The issue will be taken up during the Governing Council meeting in February next year, UNEP Deputy Executive Director and UN Assistant Secretary General Amina Mohamed said.
"We are raising the awareness among countries on food wastage and telling the governments and others to pay attention to it. In some developing countries it is an issue of distribution and storage," Mohamed said on the sidelines of the eleventh meeting of the Conference of the Parties (COP 11) to the Convention on Biological Diversity (CBD) being held here.
"This problem is going to increase in future if we don`t take steps now. We are raising the issue with governments and hopefully will raise it during our governing council meeting," she added.
The United Nations Food and Agriculture Organisation (FAO) in its recent report said one-third of the food produced in the world for human consumption is thrown away or lost, as well as the natural resources used for its production.
Food losses and waste amount to roughly USD 680 billion in industrialised countries and USD 310 billion in developing countries.
Save Food - a global initiative on food losses and waste reduction - aims to check the estimated 1.3 billion tonnes of food lost or wasted every year, with annual losses valued at nearly USD 1 trillion. The campaign currently has over 50 partners.
In developing countries, food losses hit small farmers the hardest, FAO stated.
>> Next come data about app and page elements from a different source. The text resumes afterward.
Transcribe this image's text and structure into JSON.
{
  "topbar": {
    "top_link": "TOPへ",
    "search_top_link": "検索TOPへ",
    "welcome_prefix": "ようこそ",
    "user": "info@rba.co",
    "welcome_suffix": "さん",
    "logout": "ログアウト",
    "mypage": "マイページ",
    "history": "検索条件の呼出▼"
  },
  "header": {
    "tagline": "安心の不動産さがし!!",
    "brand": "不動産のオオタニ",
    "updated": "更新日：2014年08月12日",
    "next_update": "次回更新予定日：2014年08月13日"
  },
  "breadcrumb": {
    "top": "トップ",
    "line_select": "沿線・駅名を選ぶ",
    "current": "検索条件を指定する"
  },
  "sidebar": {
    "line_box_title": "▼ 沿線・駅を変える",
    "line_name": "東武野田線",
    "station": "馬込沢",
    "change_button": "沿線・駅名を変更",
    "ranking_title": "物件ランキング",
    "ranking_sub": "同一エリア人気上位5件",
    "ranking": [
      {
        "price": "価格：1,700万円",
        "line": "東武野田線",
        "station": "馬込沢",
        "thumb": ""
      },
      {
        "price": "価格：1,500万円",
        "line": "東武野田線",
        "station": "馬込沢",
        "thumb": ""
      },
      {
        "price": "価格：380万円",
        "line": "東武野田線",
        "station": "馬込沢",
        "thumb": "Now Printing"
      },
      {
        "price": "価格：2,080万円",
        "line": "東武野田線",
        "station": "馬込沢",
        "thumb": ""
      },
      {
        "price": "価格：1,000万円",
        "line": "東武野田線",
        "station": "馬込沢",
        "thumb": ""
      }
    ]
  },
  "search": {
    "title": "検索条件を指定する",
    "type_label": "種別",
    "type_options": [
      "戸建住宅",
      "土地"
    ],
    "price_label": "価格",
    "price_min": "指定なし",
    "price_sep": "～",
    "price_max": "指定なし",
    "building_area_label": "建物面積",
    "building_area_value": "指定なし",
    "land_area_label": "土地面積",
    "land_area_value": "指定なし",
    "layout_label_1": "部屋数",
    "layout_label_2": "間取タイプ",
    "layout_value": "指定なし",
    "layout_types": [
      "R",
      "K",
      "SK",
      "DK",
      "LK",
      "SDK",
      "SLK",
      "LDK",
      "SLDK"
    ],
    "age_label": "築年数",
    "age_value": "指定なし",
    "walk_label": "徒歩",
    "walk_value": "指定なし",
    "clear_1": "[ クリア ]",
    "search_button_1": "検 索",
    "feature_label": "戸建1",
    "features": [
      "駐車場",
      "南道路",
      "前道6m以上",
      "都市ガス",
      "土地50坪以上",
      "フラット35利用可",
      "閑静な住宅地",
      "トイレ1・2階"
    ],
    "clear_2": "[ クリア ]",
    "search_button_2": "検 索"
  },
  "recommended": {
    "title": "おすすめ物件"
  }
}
Almost 65 per cent of the losses happen at the production, post-harvest and processing stages.
However, in industrialised countries, food waste often occurs at the retail and consumer levels due to a "throw-away" mindset.
Per capita waste by consumers is between 95-115 kilograms a year in Europe and North America, while consumers in sub-Saharan Africa and South-Southeast Asia throw away 6-11 kgs a year, the report said.
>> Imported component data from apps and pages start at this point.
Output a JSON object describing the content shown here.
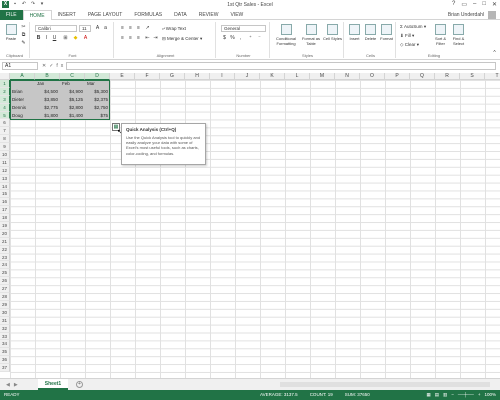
{
  "window": {
    "title": "1st Qtr Sales - Excel",
    "user": "Brian Underdahl"
  },
  "ribbon": {
    "tabs": [
      "FILE",
      "HOME",
      "INSERT",
      "PAGE LAYOUT",
      "FORMULAS",
      "DATA",
      "REVIEW",
      "VIEW"
    ],
    "active_tab": "HOME",
    "font_name": "Calibri",
    "font_size": "11",
    "number_format": "General",
    "wrap_text": "Wrap Text",
    "merge_center": "Merge & Center",
    "paste": "Paste",
    "conditional_formatting": "Conditional Formatting",
    "format_as_table": "Format as Table",
    "cell_styles": "Cell Styles",
    "insert": "Insert",
    "delete": "Delete",
    "format": "Format",
    "autosum": "AutoSum",
    "fill": "Fill",
    "clear": "Clear",
    "sort_filter": "Sort & Filter",
    "find_select": "Find & Select",
    "groups": {
      "clipboard": "Clipboard",
      "font": "Font",
      "alignment": "Alignment",
      "number": "Number",
      "styles": "Styles",
      "cells": "Cells",
      "editing": "Editing"
    }
  },
  "formula_bar": {
    "name_box": "A1",
    "fx": "fx"
  },
  "columns": [
    "A",
    "B",
    "C",
    "D",
    "E",
    "F",
    "G",
    "H",
    "I",
    "J",
    "K",
    "L",
    "M",
    "N",
    "O",
    "P",
    "Q",
    "R",
    "S",
    "T"
  ],
  "rows": [
    "1",
    "2",
    "3",
    "4",
    "5",
    "6",
    "7",
    "8",
    "9",
    "10",
    "11",
    "12",
    "13",
    "14",
    "15",
    "16",
    "17",
    "18",
    "19",
    "20",
    "21",
    "22",
    "23",
    "24",
    "25",
    "26",
    "27",
    "28",
    "29",
    "30",
    "31",
    "32",
    "33",
    "34",
    "35",
    "36",
    "37"
  ],
  "table": {
    "header": [
      "",
      "Jan",
      "Feb",
      "Mar"
    ],
    "rows": [
      [
        "Brian",
        "$4,500",
        "$4,900",
        "$5,300"
      ],
      [
        "Dieter",
        "$3,850",
        "$5,125",
        "$2,375"
      ],
      [
        "Dennis",
        "$2,775",
        "$2,800",
        "$2,750"
      ],
      [
        "Doug",
        "$1,800",
        "$1,400",
        "$75"
      ]
    ]
  },
  "tooltip": {
    "title": "Quick Analysis (Ctrl+Q)",
    "body": "Use the Quick Analysis tool to quickly and easily analyze your data with some of Excel's most useful tools, such as charts, color-coding, and formulas."
  },
  "sheets": {
    "active": "Sheet1"
  },
  "status": {
    "mode": "READY",
    "average": "AVERAGE: 3137.5",
    "count": "COUNT: 19",
    "sum": "SUM: 37650",
    "zoom": "100%"
  },
  "colors": {
    "accent": "#217346",
    "selection": "#c6c6c6"
  }
}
The UN official added, "the issue of adding value to food items is also important."
Replying to a query, Mohamed said UNEP is also focusing on reducing `dead zones` on ocean surface as a result of excessive fishing and climate change.
Dead zones on ocean surface are areas where fishery resources have depleted or died and, in some areas, even oxygen levels have nearly bottomed out.